Those youngsters, all with various types of disabilities, are enrolled in "Partners for Progress," a non-profit organization that provides unique equine therapy-based programs for individuals with cognitive, physical, emotional and social disabilities.
What better fit could there be than to have a contingent of jockeys to provide assistance to such individuals? It was more than a century ago that the first study was done to evaluate the value of riding horses as a therapy tool because the dimensional movement of the horse provides stimulation to the rider that normalizes both physical and mental activity. This form of treatment helps improve posture, balance and joint movement and also provides psychological improvement.
However, as Arlington's jockeys have discovered, the help provided is a two-way street. Many of these expert equine athletes have come away from the session insisting that they got more than they gave by participating.
Arlington assistant clerk of scales Leo Gonzalez, a former jockey whose youngest son was born six years ago with a form of autism labeled to be within the PDDNOS spectrum of that developmental disorder, is an excellent spokesperson for "Partners for Progress."
"When I asked all these riders in the room to help out with Partners for Progress, they all came away from that afternoon saying they had a lot of fun and were willing to help out in any other way they could," Gonzalez said.
"These jockeys at Arlington are a very giving group of people and realize they are fortunate enough to be able to help out with financial contributions. When I asked them for donations this summer every single rider that was in the room that day contributed. I don't know what their gifts totaled this year -- those results will be announced at the Hoedown dinner at Arlington October 13 -- but last year the total came to about $3,000.
"My son has a highly-functional form of autism," Gonzalez said, "but some people with more severe forms need constant assistance. I know all about that because I had a brother-in-law that became a quadriplegic at the age of 13 as a result of a car accident. He lived until he was 23 but needed constant assistance for the last 10 years of his life.
"I've been married to my wife Marie for almost 30 years," Gonzalez added, "but believe me, when our youngest son was born, it changed both our lives. My wife had to quit her job and go back to school, but when she completes her courses she'll be a qualified teacher to help people with autism.

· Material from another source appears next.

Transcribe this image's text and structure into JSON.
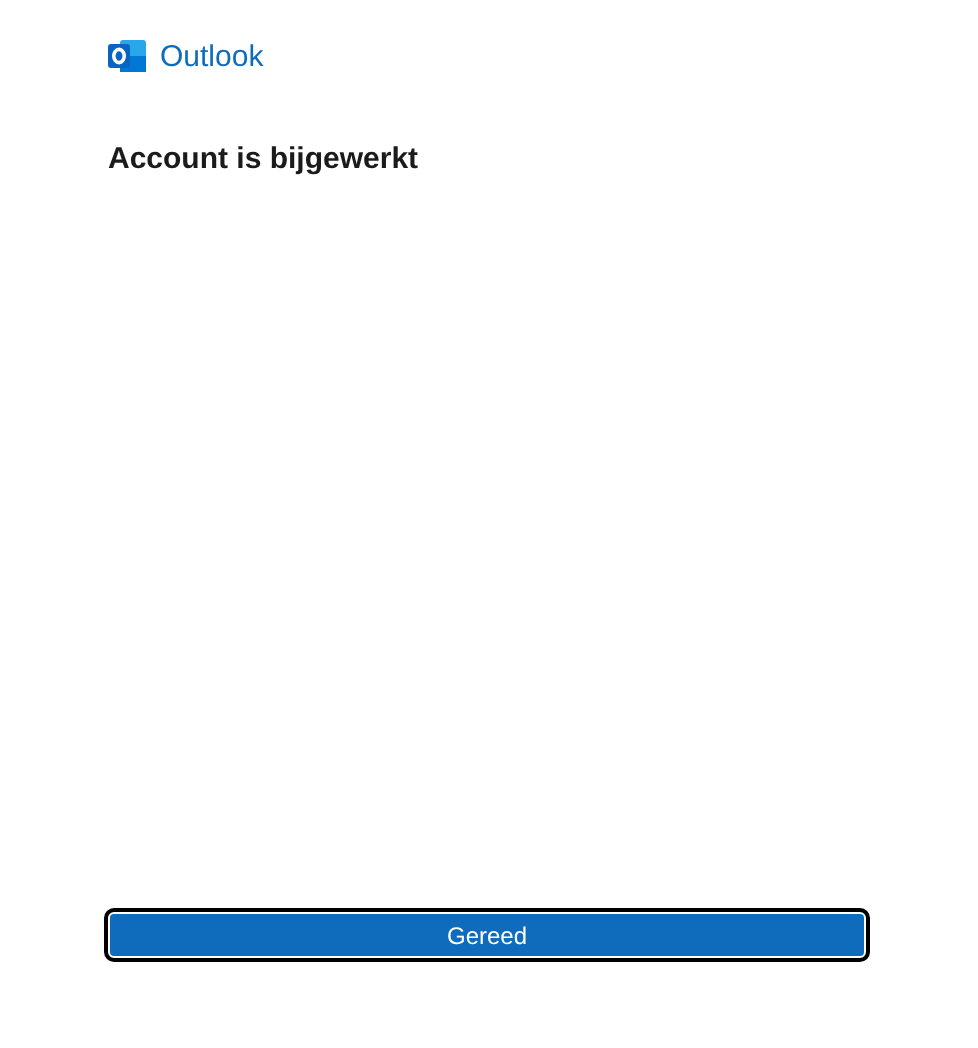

"That's a great feeling, being able to give back. Sometimes we all need to take a step back and realize how fortunate we are."